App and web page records
------------------------------

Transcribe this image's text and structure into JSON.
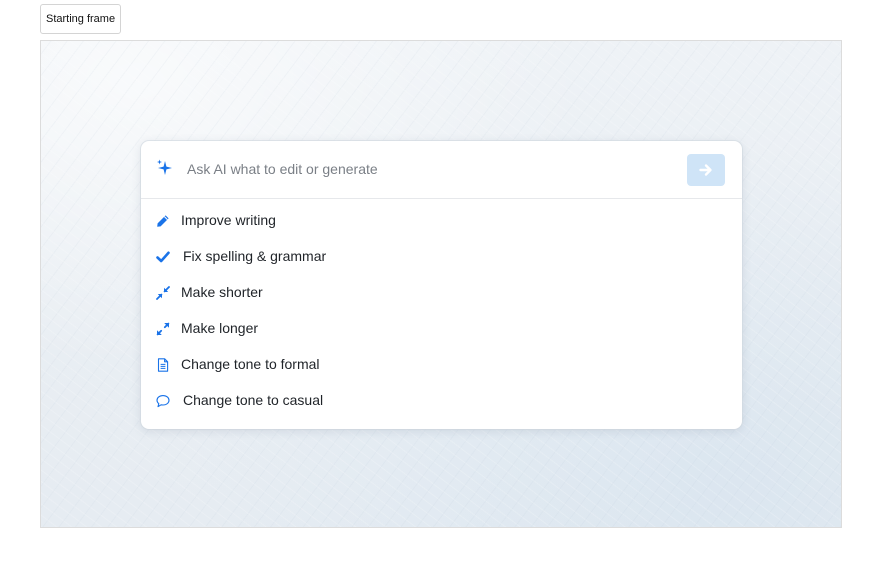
{
  "frame_tag": {
    "label": "Starting frame"
  },
  "prompt": {
    "placeholder": "Ask AI what to edit or generate",
    "value": "",
    "leading_icon": "sparkle-icon",
    "send_icon": "arrow-right-icon"
  },
  "menu": {
    "items": [
      {
        "label": "Improve writing",
        "icon": "pencil-icon"
      },
      {
        "label": "Fix spelling & grammar",
        "icon": "check-icon"
      },
      {
        "label": "Make shorter",
        "icon": "compress-icon"
      },
      {
        "label": "Make longer",
        "icon": "expand-icon"
      },
      {
        "label": "Change tone to formal",
        "icon": "document-icon"
      },
      {
        "label": "Change tone to casual",
        "icon": "speech-bubble-icon"
      }
    ]
  },
  "colors": {
    "accent": "#1a73e8",
    "send_button_bg": "#cfe4f7",
    "placeholder_text": "#7a7f86",
    "item_text": "#1f2328"
  }
}
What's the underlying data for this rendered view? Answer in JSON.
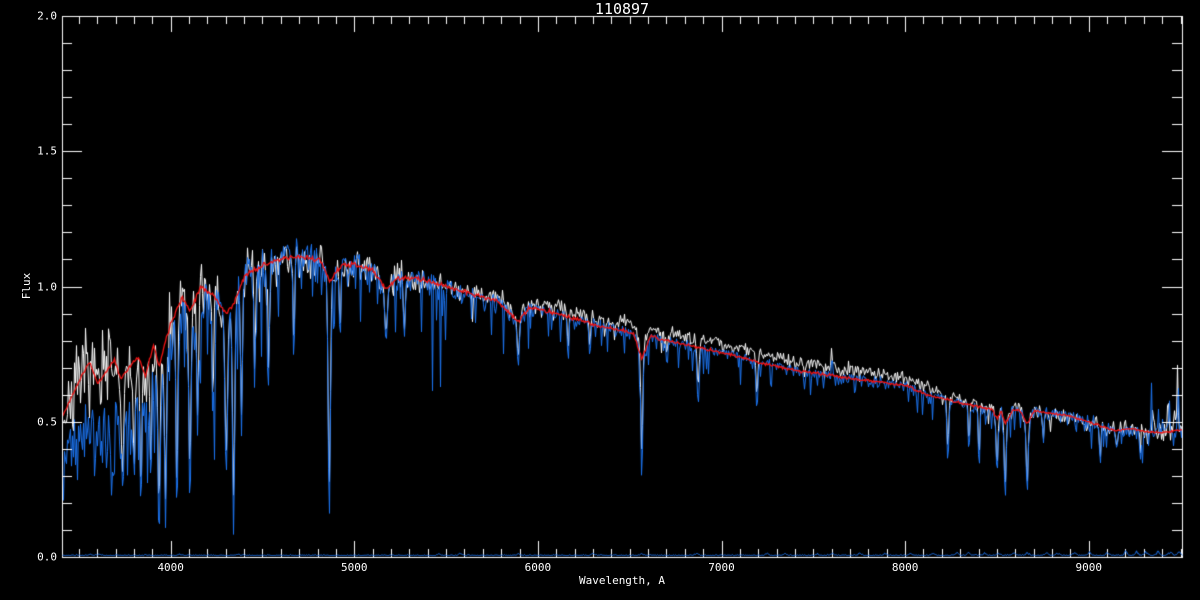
{
  "chart_data": {
    "type": "line",
    "title": "110897",
    "xlabel": "Wavelength, A",
    "ylabel": "Flux",
    "xlim": [
      3408,
      9508
    ],
    "ylim": [
      0,
      2
    ],
    "x_major_ticks": [
      4000,
      5000,
      6000,
      7000,
      8000,
      9000
    ],
    "x_tick_labels": [
      "4000",
      "5000",
      "6000",
      "7000",
      "8000",
      "9000"
    ],
    "x_minor_step": 100,
    "y_major_ticks": [
      2.0,
      1.5,
      1.0,
      0.5,
      0.0
    ],
    "y_tick_labels": [
      "2.0",
      "1.5",
      "1.0",
      "0.5",
      "0.0"
    ],
    "y_minor_step": 0.1,
    "grid": false,
    "legend": "none",
    "colors": {
      "background": "#000000",
      "axis": "#ffffff",
      "observed": "#1c74f0",
      "model": "#f01212",
      "comparison": "#ffffff"
    },
    "series": [
      {
        "name": "observed-spectrum",
        "color": "#1c74f0",
        "style": "noisy spectrum with deep absorption spikes"
      },
      {
        "name": "comparison-spectrum",
        "color": "#ffffff",
        "style": "noisy spectrum"
      },
      {
        "name": "model-fit-spectrum",
        "color": "#f01212",
        "style": "smooth fitted spectrum"
      },
      {
        "name": "error-spectrum",
        "color": "#1c74f0",
        "style": "thin line along flux 0"
      }
    ],
    "model_points": [
      [
        3408,
        0.52
      ],
      [
        3470,
        0.61
      ],
      [
        3520,
        0.68
      ],
      [
        3556,
        0.72
      ],
      [
        3600,
        0.64
      ],
      [
        3650,
        0.69
      ],
      [
        3690,
        0.73
      ],
      [
        3725,
        0.66
      ],
      [
        3770,
        0.7
      ],
      [
        3820,
        0.74
      ],
      [
        3860,
        0.67
      ],
      [
        3905,
        0.79
      ],
      [
        3934,
        0.7
      ],
      [
        3965,
        0.79
      ],
      [
        4000,
        0.87
      ],
      [
        4060,
        0.96
      ],
      [
        4102,
        0.91
      ],
      [
        4160,
        1.0
      ],
      [
        4227,
        0.97
      ],
      [
        4300,
        0.9
      ],
      [
        4345,
        0.94
      ],
      [
        4400,
        1.04
      ],
      [
        4500,
        1.08
      ],
      [
        4600,
        1.1
      ],
      [
        4700,
        1.11
      ],
      [
        4810,
        1.1
      ],
      [
        4861,
        1.02
      ],
      [
        4930,
        1.08
      ],
      [
        5000,
        1.08
      ],
      [
        5100,
        1.06
      ],
      [
        5170,
        0.99
      ],
      [
        5230,
        1.03
      ],
      [
        5330,
        1.03
      ],
      [
        5450,
        1.01
      ],
      [
        5550,
        0.99
      ],
      [
        5650,
        0.97
      ],
      [
        5780,
        0.945
      ],
      [
        5890,
        0.87
      ],
      [
        5950,
        0.92
      ],
      [
        6050,
        0.91
      ],
      [
        6150,
        0.89
      ],
      [
        6250,
        0.87
      ],
      [
        6350,
        0.85
      ],
      [
        6450,
        0.84
      ],
      [
        6520,
        0.825
      ],
      [
        6563,
        0.73
      ],
      [
        6610,
        0.815
      ],
      [
        6700,
        0.8
      ],
      [
        6800,
        0.785
      ],
      [
        6900,
        0.77
      ],
      [
        7000,
        0.755
      ],
      [
        7100,
        0.74
      ],
      [
        7200,
        0.72
      ],
      [
        7300,
        0.705
      ],
      [
        7400,
        0.69
      ],
      [
        7500,
        0.68
      ],
      [
        7600,
        0.67
      ],
      [
        7700,
        0.66
      ],
      [
        7800,
        0.652
      ],
      [
        7900,
        0.643
      ],
      [
        8000,
        0.635
      ],
      [
        8060,
        0.615
      ],
      [
        8120,
        0.598
      ],
      [
        8200,
        0.586
      ],
      [
        8300,
        0.57
      ],
      [
        8400,
        0.556
      ],
      [
        8470,
        0.545
      ],
      [
        8498,
        0.51
      ],
      [
        8520,
        0.54
      ],
      [
        8542,
        0.49
      ],
      [
        8580,
        0.54
      ],
      [
        8620,
        0.545
      ],
      [
        8662,
        0.49
      ],
      [
        8700,
        0.54
      ],
      [
        8800,
        0.53
      ],
      [
        8900,
        0.52
      ],
      [
        9000,
        0.5
      ],
      [
        9080,
        0.48
      ],
      [
        9150,
        0.465
      ],
      [
        9220,
        0.475
      ],
      [
        9300,
        0.465
      ],
      [
        9400,
        0.46
      ],
      [
        9508,
        0.47
      ]
    ],
    "absorption_lines": [
      [
        3735,
        6,
        0.22
      ],
      [
        3798,
        5,
        0.25
      ],
      [
        3835,
        5,
        0.18
      ],
      [
        3889,
        5,
        0.24
      ],
      [
        3934,
        6,
        0.11
      ],
      [
        3969,
        6,
        0.14
      ],
      [
        4031,
        5,
        0.13
      ],
      [
        4102,
        6,
        0.19
      ],
      [
        4144,
        5,
        0.45
      ],
      [
        4227,
        4,
        0.45
      ],
      [
        4300,
        7,
        0.3
      ],
      [
        4340,
        6,
        0.1
      ],
      [
        4383,
        5,
        0.45
      ],
      [
        4455,
        4,
        0.6
      ],
      [
        4531,
        4,
        0.62
      ],
      [
        4668,
        4,
        0.7
      ],
      [
        4861,
        6,
        0.13
      ],
      [
        4920,
        4,
        0.8
      ],
      [
        5170,
        7,
        0.8
      ],
      [
        5270,
        5,
        0.82
      ],
      [
        5890,
        6,
        0.7
      ],
      [
        6162,
        4,
        0.72
      ],
      [
        6280,
        4,
        0.74
      ],
      [
        6563,
        5,
        0.28
      ],
      [
        6700,
        4,
        0.7
      ],
      [
        6870,
        6,
        0.57
      ],
      [
        7190,
        5,
        0.54
      ],
      [
        7450,
        4,
        0.62
      ],
      [
        8230,
        5,
        0.35
      ],
      [
        8345,
        4,
        0.38
      ],
      [
        8400,
        4,
        0.32
      ],
      [
        8498,
        5,
        0.3
      ],
      [
        8542,
        5,
        0.21
      ],
      [
        8662,
        5,
        0.23
      ],
      [
        8750,
        4,
        0.42
      ],
      [
        9060,
        4,
        0.34
      ],
      [
        9150,
        5,
        0.4
      ],
      [
        9280,
        4,
        0.37
      ]
    ],
    "observed": {
      "factor_points": [
        [
          3408,
          0.7
        ],
        [
          3550,
          0.72
        ],
        [
          3700,
          0.72
        ],
        [
          3800,
          0.74
        ],
        [
          3880,
          0.78
        ],
        [
          3960,
          0.86
        ],
        [
          4050,
          0.93
        ],
        [
          4150,
          0.96
        ],
        [
          4250,
          0.99
        ],
        [
          4350,
          1.0
        ],
        [
          9508,
          1.0
        ]
      ],
      "sigma_points": [
        [
          3408,
          0.15
        ],
        [
          3900,
          0.14
        ],
        [
          4000,
          0.11
        ],
        [
          4300,
          0.075
        ],
        [
          4600,
          0.05
        ],
        [
          5000,
          0.04
        ],
        [
          5500,
          0.032
        ],
        [
          6000,
          0.027
        ],
        [
          6500,
          0.025
        ],
        [
          7000,
          0.025
        ],
        [
          7600,
          0.028
        ],
        [
          8200,
          0.03
        ],
        [
          8700,
          0.038
        ],
        [
          9100,
          0.048
        ],
        [
          9508,
          0.06
        ]
      ],
      "spike_prob_points": [
        [
          3408,
          0.3
        ],
        [
          4000,
          0.28
        ],
        [
          4300,
          0.2
        ],
        [
          4700,
          0.14
        ],
        [
          5200,
          0.1
        ],
        [
          6000,
          0.07
        ],
        [
          6700,
          0.06
        ],
        [
          7500,
          0.06
        ],
        [
          8300,
          0.1
        ],
        [
          9508,
          0.12
        ]
      ],
      "spike_depth_points": [
        [
          3408,
          0.4
        ],
        [
          4000,
          0.45
        ],
        [
          4300,
          0.35
        ],
        [
          4700,
          0.28
        ],
        [
          5200,
          0.22
        ],
        [
          6000,
          0.18
        ],
        [
          6700,
          0.15
        ],
        [
          7500,
          0.13
        ],
        [
          8300,
          0.2
        ],
        [
          9508,
          0.22
        ]
      ],
      "bumps": [
        [
          7600,
          4,
          0.05
        ],
        [
          9440,
          5,
          0.1
        ],
        [
          9485,
          4,
          0.14
        ]
      ]
    },
    "comparison": {
      "offset_points": [
        [
          3408,
          0
        ],
        [
          5500,
          0
        ],
        [
          6000,
          0.02
        ],
        [
          6600,
          0.03
        ],
        [
          7000,
          0.035
        ],
        [
          7800,
          0.035
        ],
        [
          8200,
          0.02
        ],
        [
          8450,
          0.005
        ],
        [
          8700,
          0
        ],
        [
          9508,
          0
        ]
      ],
      "line_depth_scale": 0.85,
      "bumps": [
        [
          7600,
          5,
          0.06
        ],
        [
          8120,
          5,
          0.03
        ],
        [
          9350,
          5,
          0.08
        ],
        [
          9430,
          4,
          0.12
        ],
        [
          9480,
          4,
          0.15
        ]
      ]
    },
    "error_spectrum": {
      "base": 0.005,
      "sigma": 0.002,
      "bump_sigma": 9,
      "bumps": [
        [
          3560,
          0.004
        ],
        [
          3610,
          0.004
        ],
        [
          4046,
          0.005
        ],
        [
          4358,
          0.005
        ],
        [
          5461,
          0.007
        ],
        [
          5577,
          0.01
        ],
        [
          5890,
          0.007
        ],
        [
          6300,
          0.009
        ],
        [
          6563,
          0.005
        ],
        [
          6863,
          0.008
        ],
        [
          7245,
          0.009
        ],
        [
          7340,
          0.007
        ],
        [
          7520,
          0.007
        ],
        [
          7600,
          0.008
        ],
        [
          7750,
          0.008
        ],
        [
          7890,
          0.007
        ],
        [
          8025,
          0.007
        ],
        [
          8150,
          0.007
        ],
        [
          8280,
          0.009
        ],
        [
          8344,
          0.01
        ],
        [
          8430,
          0.01
        ],
        [
          8505,
          0.009
        ],
        [
          8590,
          0.009
        ],
        [
          8665,
          0.01
        ],
        [
          8767,
          0.011
        ],
        [
          8830,
          0.011
        ],
        [
          8919,
          0.012
        ],
        [
          9001,
          0.012
        ],
        [
          9100,
          0.011
        ],
        [
          9200,
          0.013
        ],
        [
          9260,
          0.012
        ],
        [
          9310,
          0.013
        ],
        [
          9375,
          0.013
        ],
        [
          9440,
          0.014
        ],
        [
          9490,
          0.014
        ]
      ]
    }
  }
}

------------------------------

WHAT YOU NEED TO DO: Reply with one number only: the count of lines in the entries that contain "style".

RESPONSE AREA: 4